McBride Street multi-sport court redevelopment project in the planning

Public health restrictions on non-essential travel and vacation bookings are being increased in B.C. (B.C. government)
Out-of-region B.C. vacation bookings, RV ferry reservations to be refused, Horgan says

B.C. extends COVID-19 indoor dining, group fitness ban until May 25

(New Westminster Police)
4 youth arrested after 30-person brawl in New Westminster leaves 1 seriously injured

Police are looking for witnesses who saw the incident take place

South Surrey’s Paul Cottrell, who works with the DFO, tows a grey whale out of Semiahmoo Bay Sunday. (Contributed photo)
Dead whale floating near White Rock towed to shore for necropsy

Animal has been dead since at least April 15

Sunday’s storm rocked one of the ferries crossing Kootenay Lake. Photo: Dirk Jonker
VIDEO: Storm makes for wild ferry ride across Kootenay Lake

The video was captured by ferry employee Dirk Jonker

Dr. Bonnie Henry gives her daily media briefing regarding Covid-19 for the province of British Columbia in Victoria, B.C, Monday, December 7, 2020. THE CANADIAN PRESS/Jonathan Hayward
BREAKING: Toddler marks youngest British Columbian to die related to COVID-19

Child one of eight people to die from virus this weekend

Chakalaka Bar & Grill remains open in defiance of orders from Island Health to close. (Cole Schisler photo)
B.C. health authority seeks injunction against restaurant defying COVID-19 orders

Chakalaka Bar and Grill plans to continue serving customers without public health compliance

Pharmacist Barbara Violo arranges all the empty vials of the Oxford-AstraZeneca COVID-19 vaccines that she has provided to customers at the Junction Chemist which is a independent pharmacy during the COVID-19 pandemic in Toronto, on Monday, April 19, 2021. THE CANADIAN PRESS/Nathan Denette
B.C. to open up AstraZeneca vaccines for all people 40+, set up clinics in hot spots

A total of 13 neighbourhoods and communities will receive the AstraZeneca vaccine

The former C&C Wood Products mill will begin producing products again later this month, under new ownership. (Observer file photo)
Williams Lake-owned company to restart production at bankrupt specialty mill in Quesnel
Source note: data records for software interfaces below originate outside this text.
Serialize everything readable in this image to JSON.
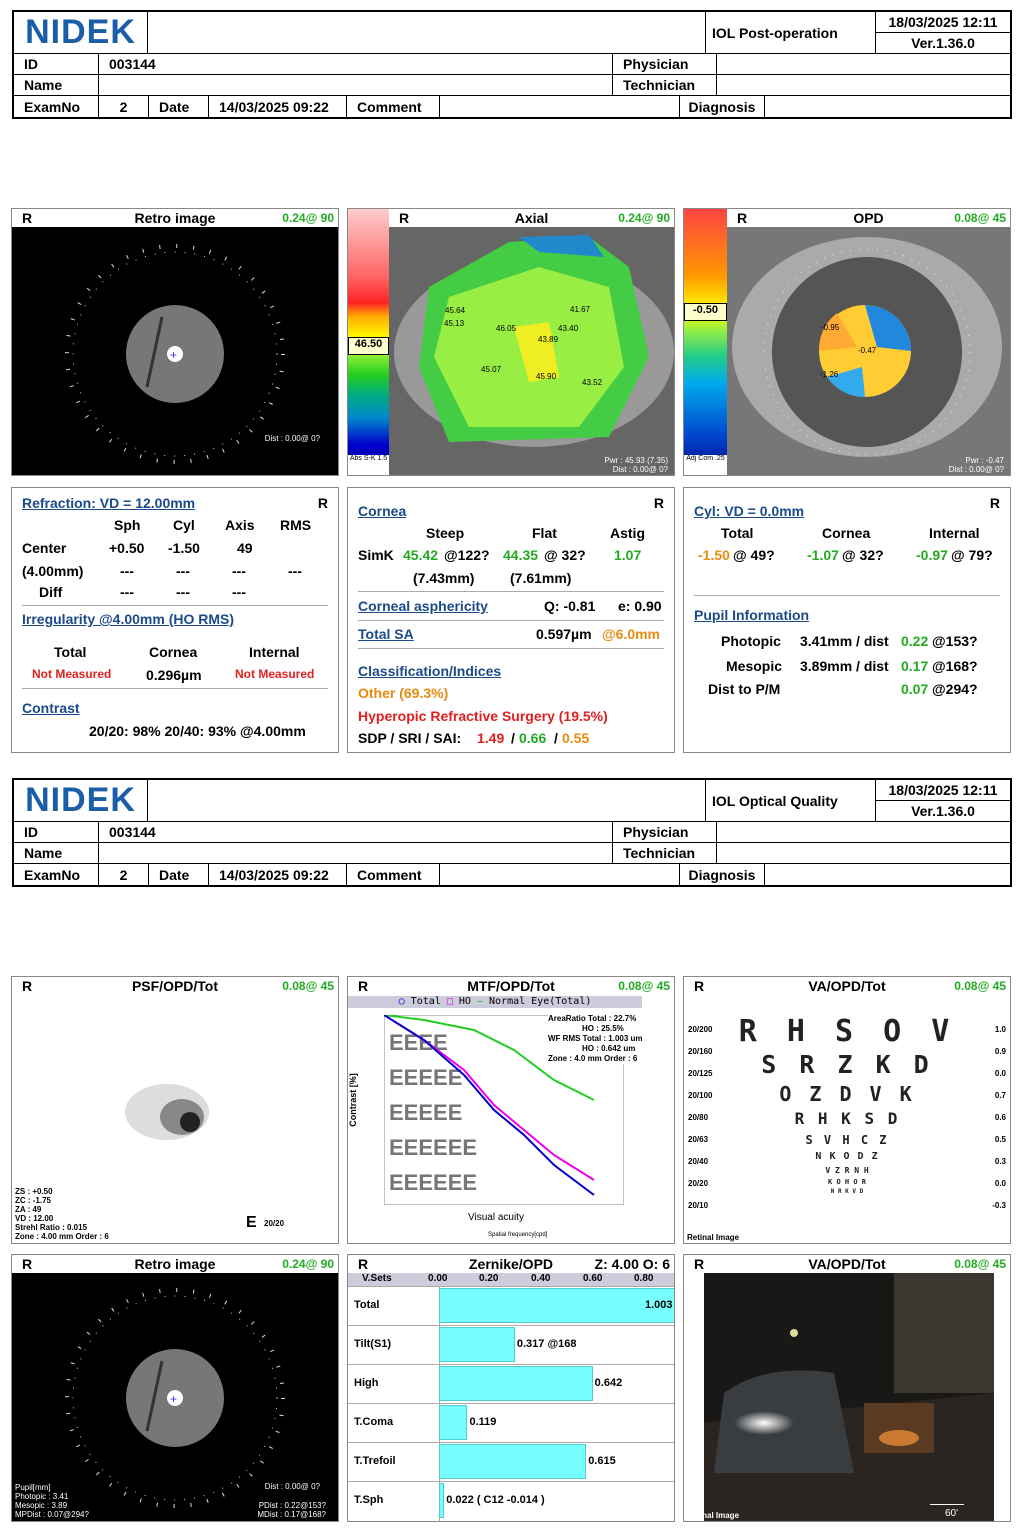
{
  "report1": {
    "brand": "NIDEK",
    "title": "IOL Post-operation",
    "datetime": "18/03/2025 12:11",
    "version": "Ver.1.36.0",
    "id_label": "ID",
    "id": "003144",
    "physician_label": "Physician",
    "name_label": "Name",
    "technician_label": "Technician",
    "examno_label": "ExamNo",
    "examno": "2",
    "date_label": "Date",
    "date": "14/03/2025 09:22",
    "comment_label": "Comment",
    "diagnosis_label": "Diagnosis"
  },
  "report2": {
    "brand": "NIDEK",
    "title": "IOL Optical Quality",
    "datetime": "18/03/2025 12:11",
    "version": "Ver.1.36.0",
    "id_label": "ID",
    "id": "003144",
    "physician_label": "Physician",
    "name_label": "Name",
    "technician_label": "Technician",
    "examno_label": "ExamNo",
    "examno": "2",
    "date_label": "Date",
    "date": "14/03/2025 09:22",
    "comment_label": "Comment",
    "diagnosis_label": "Diagnosis"
  },
  "panels": {
    "retro1": {
      "eye": "R",
      "title": "Retro image",
      "value": "0.24@ 90",
      "dist": "Dist : 0.00@ 0?"
    },
    "axial": {
      "eye": "R",
      "title": "Axial",
      "value": "0.24@ 90",
      "scale_value": "46.50",
      "pwr": "Pwr : 45.93 (7.35)",
      "dist": "Dist : 0.00@ 0?",
      "scale_foot": "Abs S-K 1.5",
      "labels": [
        "45.64",
        "41.67",
        "45.13",
        "46.05",
        "43.40",
        "43.89",
        "45.07",
        "45.90",
        "43.52"
      ]
    },
    "opd": {
      "eye": "R",
      "title": "OPD",
      "value": "0.08@ 45",
      "scale_value": "-0.50",
      "pwr": "Pwr : -0.47",
      "dist": "Dist : 0.00@ 0?",
      "scale_foot": "Adj Com .25",
      "labels": [
        "-0.95",
        "-0.47",
        "-1.26"
      ]
    },
    "refraction": {
      "eye": "R",
      "title": "Refraction: VD = 12.00mm",
      "cols": [
        "Sph",
        "Cyl",
        "Axis",
        "RMS"
      ],
      "center_label": "Center",
      "center": [
        "+0.50",
        "-1.50",
        "49"
      ],
      "zone_label": "(4.00mm)",
      "zone": [
        "---",
        "---",
        "---",
        "---"
      ],
      "diff_label": "Diff",
      "diff": [
        "---",
        "---",
        "---"
      ],
      "irreg_title": "Irregularity @4.00mm (HO RMS)",
      "irreg_cols": [
        "Total",
        "Cornea",
        "Internal"
      ],
      "irreg_vals": [
        "Not Measured",
        "0.296µm",
        "Not Measured"
      ],
      "contrast_title": "Contrast",
      "contrast": "20/20: 98%  20/40: 93%  @4.00mm"
    },
    "cornea": {
      "eye": "R",
      "title": "Cornea",
      "cols": [
        "Steep",
        "Flat",
        "Astig"
      ],
      "simk_label": "SimK",
      "steep": "45.42",
      "steep_axis": "@122?",
      "flat": "44.35",
      "flat_axis": "@ 32?",
      "astig": "1.07",
      "steep_mm": "(7.43mm)",
      "flat_mm": "(7.61mm)",
      "asph_title": "Corneal asphericity",
      "q": "Q: -0.81",
      "e": "e: 0.90",
      "sa_title": "Total SA",
      "sa": "0.597µm",
      "sa_zone": "@6.0mm",
      "class_title": "Classification/Indices",
      "class1": "Other (69.3%)",
      "class2": "Hyperopic Refractive Surgery (19.5%)",
      "sdp_label": "SDP / SRI / SAI:",
      "sdp": "1.49",
      "sri": "0.66",
      "sai": "0.55"
    },
    "cyl": {
      "eye": "R",
      "title": "Cyl: VD = 0.0mm",
      "cols": [
        "Total",
        "Cornea",
        "Internal"
      ],
      "total": "-1.50",
      "total_axis": "@ 49?",
      "cornea": "-1.07",
      "cornea_axis": "@ 32?",
      "internal": "-0.97",
      "internal_axis": "@ 79?",
      "pupil_title": "Pupil Information",
      "photopic_label": "Photopic",
      "photopic": "3.41mm / dist",
      "photopic_d": "0.22",
      "photopic_a": "@153?",
      "mesopic_label": "Mesopic",
      "mesopic": "3.89mm / dist",
      "mesopic_d": "0.17",
      "mesopic_a": "@168?",
      "pm_label": "Dist to P/M",
      "pm_d": "0.07",
      "pm_a": "@294?"
    },
    "psf": {
      "eye": "R",
      "title": "PSF/OPD/Tot",
      "value": "0.08@ 45",
      "info": [
        "ZS : +0.50",
        "ZC : -1.75",
        "ZA : 49",
        "VD : 12.00",
        "Strehl Ratio : 0.015",
        "Zone : 4.00 mm Order : 6"
      ],
      "va": "20/20"
    },
    "mtf": {
      "eye": "R",
      "title": "MTF/OPD/Tot",
      "value": "0.08@ 45",
      "legend": [
        "Total",
        "HO",
        "Normal Eye(Total)"
      ],
      "area_ratio": "AreaRatio Total : 22.7%",
      "area_ho": "HO : 25.5%",
      "wf_rms": "WF RMS",
      "wf_total": "Total : 1.003 um",
      "wf_ho": "HO : 0.642 um",
      "zone": "Zone : 4.0 mm Order : 6",
      "ylabel": "Contrast [%]",
      "xlabel": "Visual acuity",
      "xlabel2": "Spatial frequency[cpd]"
    },
    "va1": {
      "eye": "R",
      "title": "VA/OPD/Tot",
      "value": "0.08@ 45",
      "rows": [
        "R H S O V",
        "S R Z K D",
        "O Z D V K",
        "R H K S D",
        "S V H C Z",
        "N K O D Z",
        "V Z R N H",
        "K O H O R",
        "N R K V D"
      ],
      "left": [
        "20/200",
        "20/160",
        "20/125",
        "20/100",
        "20/80",
        "20/63",
        "20/40",
        "20/20",
        "20/10"
      ],
      "right": [
        "1.0",
        "0.9",
        "0.0",
        "0.7",
        "0.6",
        "0.5",
        "0.3",
        "0.0",
        "-0.3"
      ],
      "foot": "Retinal Image"
    },
    "retro2": {
      "eye": "R",
      "title": "Retro image",
      "value": "0.24@ 90",
      "info": [
        "Pupil[mm]",
        "Photopic : 3.41",
        "Mesopic : 3.89",
        "MPDist : 0.07@294?"
      ],
      "dist": "Dist : 0.00@ 0?",
      "pdist": "PDist : 0.22@153?",
      "mdist": "MDist : 0.17@168?"
    },
    "zernike": {
      "eye": "R",
      "title": "Zernike/OPD",
      "zo": "Z: 4.00 O: 6",
      "vsets": "V.Sets",
      "scale": [
        "0.00",
        "0.20",
        "0.40",
        "0.60",
        "0.80"
      ],
      "rows": [
        {
          "label": "Total",
          "value": "1.003",
          "frac": 1.0
        },
        {
          "label": "Tilt(S1)",
          "value": "0.317 @168",
          "frac": 0.317
        },
        {
          "label": "High",
          "value": "0.642",
          "frac": 0.642
        },
        {
          "label": "T.Coma",
          "value": "0.119",
          "frac": 0.119
        },
        {
          "label": "T.Trefoil",
          "value": "0.615",
          "frac": 0.615
        },
        {
          "label": "T.Sph",
          "value": "0.022 ( C12 -0.014 )",
          "frac": 0.022
        }
      ]
    },
    "va2": {
      "eye": "R",
      "title": "VA/OPD/Tot",
      "value": "0.08@ 45",
      "foot": "Retinal Image",
      "scale": "60'"
    }
  }
}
President of Kandola Forest Products says he expects to fill 90 full-time jobs by end of year

Most Read